As its title suggests, “Dualism” straddles the parallel universes of tough, straightforward BM and the soundscapes of blazing hot winds sweeping over shifting landforms of sand through which ghosts of people who lived and died in these regions over the millennia whisper warnings against venturing too far into these desolate realms. While guitars dominate here with twisting Oriental melody and powerful riffs, the drums pound out near-tribal beats and synthesisers add an epic brassy aspect that turn the track into a mini-movie soundtrack. “Gnosis’ Journey through the Ages” is an even more powerful if perhaps repetitive and somewhat unstructured juggernaut of crashing percussion, exotic winding quarter-tone melody, harsh desert demon sighing and expansive windswept and sand-blasted soundscapes that suggest a long, tortuous and perhaps brutal and violent history of Gnosticism through the ages, surviving persecution again and again through underground movements and societies.

“Averroes’ Search”, a reference to the mediaeval Islamic philosopher Ibn Rushd who defended secular reasoning, and the short story of the same name by 20th-century Argentine writer Jorge Luis Borges, is an all-acoustic affair of squiggly guitar, bass and percussion mixing formless improvisation and an intricate winding melody accompanied by stately rhythms. The song links two personages (Ibn Rushd and Borges) of two very different and perhaps opposed ages with Ayloss, and its message is that cultures of both East and West have more in common than people realise. By itself “Averroes’ Search” is a very entertaining, absorbing and above all fun piece but it is very long. In the context of the whole recording, it saps the earlier momentum and intensity built up by previous tracks. “A God made of Flesh and Consciousness” is a return to fusion BM / Oriental music form, and while it’s quite a good solid track there are occasional filler-music moments where the guitars seem to be constantly on the defensive battling unseen monsters and barriers, and not advancing very much.

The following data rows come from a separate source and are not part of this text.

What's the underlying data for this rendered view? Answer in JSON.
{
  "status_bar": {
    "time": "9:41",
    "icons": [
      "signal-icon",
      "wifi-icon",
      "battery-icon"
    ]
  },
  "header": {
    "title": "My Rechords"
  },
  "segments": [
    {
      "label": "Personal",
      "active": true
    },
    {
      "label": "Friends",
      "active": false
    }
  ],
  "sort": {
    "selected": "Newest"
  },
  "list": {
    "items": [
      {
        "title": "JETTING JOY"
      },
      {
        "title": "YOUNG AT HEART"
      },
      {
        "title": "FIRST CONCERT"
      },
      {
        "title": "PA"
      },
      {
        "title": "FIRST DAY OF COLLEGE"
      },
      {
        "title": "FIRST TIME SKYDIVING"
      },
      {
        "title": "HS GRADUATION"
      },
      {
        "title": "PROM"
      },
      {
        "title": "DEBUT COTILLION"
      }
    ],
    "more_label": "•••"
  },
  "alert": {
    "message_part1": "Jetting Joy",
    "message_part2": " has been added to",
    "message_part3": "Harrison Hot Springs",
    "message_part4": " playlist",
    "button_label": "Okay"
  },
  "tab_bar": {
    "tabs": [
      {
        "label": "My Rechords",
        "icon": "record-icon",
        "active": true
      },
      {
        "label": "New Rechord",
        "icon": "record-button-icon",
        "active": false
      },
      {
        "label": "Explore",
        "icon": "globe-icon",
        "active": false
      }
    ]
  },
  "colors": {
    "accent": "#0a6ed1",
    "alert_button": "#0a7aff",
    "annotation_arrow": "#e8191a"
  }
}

Final track “For Aleppo” appears to stand out from the rest of the EP and has an elegiac and sorrowful mood. The piece may be a lament for the destruction of the Syrian city’s priceless cultural heritage by fanatical ISIS and other Wahhabi Islamist takfiris. A listener can be made painfully aware of the permanence of impermanence, when valued culture in the form of particular objects, the buildings of a city, and the ways in which they are laid out and structured to reflect community values, is destroyed and lost forever.

This is a very singular, passionate and entrancing recording. There are a few stylistic details that I would quibble about but these are my personal preferences: if I’d been the one waving a whip, I’d ask for the acoustic tracks and “A God …” to be tightened up and edited for length and for less background synthesiser imitating conventional Western orchestras. The BM element on this recording is strong and powerful enough to support more live acoustic instrumentation in the cultural traditions being referenced here.

I’d go so far as to say that, with the passage of time, “Gnosis” may come to be considered a major black metal fusion classic of its kind.

PS: The cover of the album is a reproduction of the painting “Lycinna” by John William Godward (1861 – 1922), a late 19th-century British Neoclassicist painter who had the misfortune of being a contemporary of French Impressionists and (later) post-Impressionist and avant-garde art movements. The choice of a Godward painting as the album cover may reflect an interest in an idealised world and culture that could have existed but whose opportunity for existence has now been lost. Significantly, while Godward was alive his work was derided for being outdated but his reputation has risen since his death.